Capital Op-Ed

Del. Pamela Beidle, Del. Pam Beidle: Bipartisan work crafted elected school board, Capital, May 1, 2017.

Snider Comment

“In 2016, the delegation had a difficult session trying to change the School Board Nominating Commission to be a less political body.”

In 2007, when the Maryland General Assembly passed the legislation creating the Anne Arundel School Board Nominating Commission (SBNC), a major selling point was that it would be less political than an elected school board. A similar debate occurred over Maryland’s Judicial Nominating Commission (which was the model for the SBNC), where it was universally agreed that selecting judges by commission rather than elections would be less “political.” The word “political” in Anne Arundel County public discourse has become so debased as to become meaningless except as a term of disparagement.

‘House Bill 716 passed the delegation with 14 votes out of 15 delegates. It passed the House unanimously and passed the Senate with just one vote in opposition.”
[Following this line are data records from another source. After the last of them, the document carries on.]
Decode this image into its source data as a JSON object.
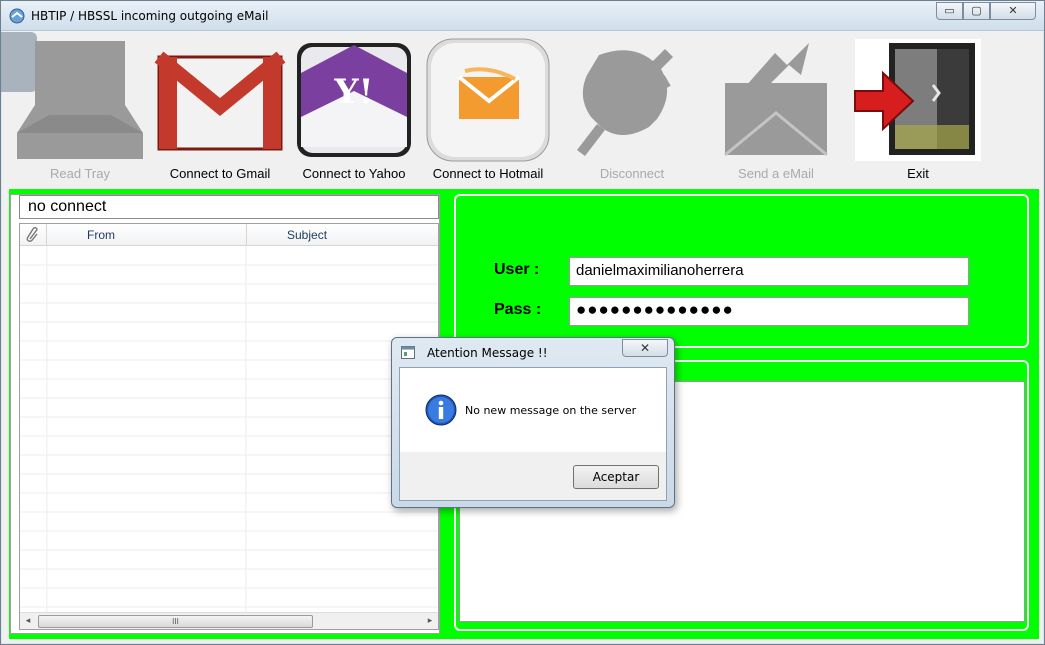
{
  "window": {
    "title": "HBTIP / HBSSL incoming outgoing eMail",
    "min_glyph": "▭",
    "max_glyph": "▢",
    "close_glyph": "✕"
  },
  "toolbar": {
    "items": [
      {
        "label": "Read Tray",
        "enabled": false,
        "icon": "tray-icon"
      },
      {
        "label": "Connect to Gmail",
        "enabled": true,
        "icon": "gmail-icon"
      },
      {
        "label": "Connect to Yahoo",
        "enabled": true,
        "icon": "yahoo-icon"
      },
      {
        "label": "Connect to Hotmail",
        "enabled": true,
        "icon": "hotmail-icon"
      },
      {
        "label": "Disconnect",
        "enabled": false,
        "icon": "plug-icon"
      },
      {
        "label": "Send a eMail",
        "enabled": false,
        "icon": "send-mail-icon"
      },
      {
        "label": "Exit",
        "enabled": true,
        "icon": "exit-door-icon"
      }
    ]
  },
  "status": {
    "text": "no connect"
  },
  "grid": {
    "columns": [
      "From",
      "Subject"
    ],
    "scroll_thumb": "III",
    "left_arrow": "◂",
    "right_arrow": "▸"
  },
  "login": {
    "user_label": "User :",
    "user_value": "danielmaximilianoherrera",
    "pass_label": "Pass :",
    "pass_value": "●●●●●●●●●●●●●●"
  },
  "dialog": {
    "title": "Atention Message !!",
    "message": "No new message on the server",
    "button": "Aceptar",
    "close_glyph": "✕"
  },
  "colors": {
    "panel_green": "#00ff00",
    "disabled_text": "#a9a9a9"
  }
}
In 2007, the legislation creating the SBNC also was passed by bipartisan consensus. It passed the House 136-2 and the Senate 45-1. But, as it turned out, that consensus was a sign of a failed, not a successful, democratic process, as during the 2017 session the 2007 SBNC legislation was universally derided. For a description of the similar herd-like, bipartisan process that occurred in 2007, see my post “Post-Mortem on the School Board Reform Legislation,”, April 24, 2007—almost exactly one decade ago. To paraphrase a famous philosopher of history, those who do not learn from history, including personal history, are doomed to repeat it.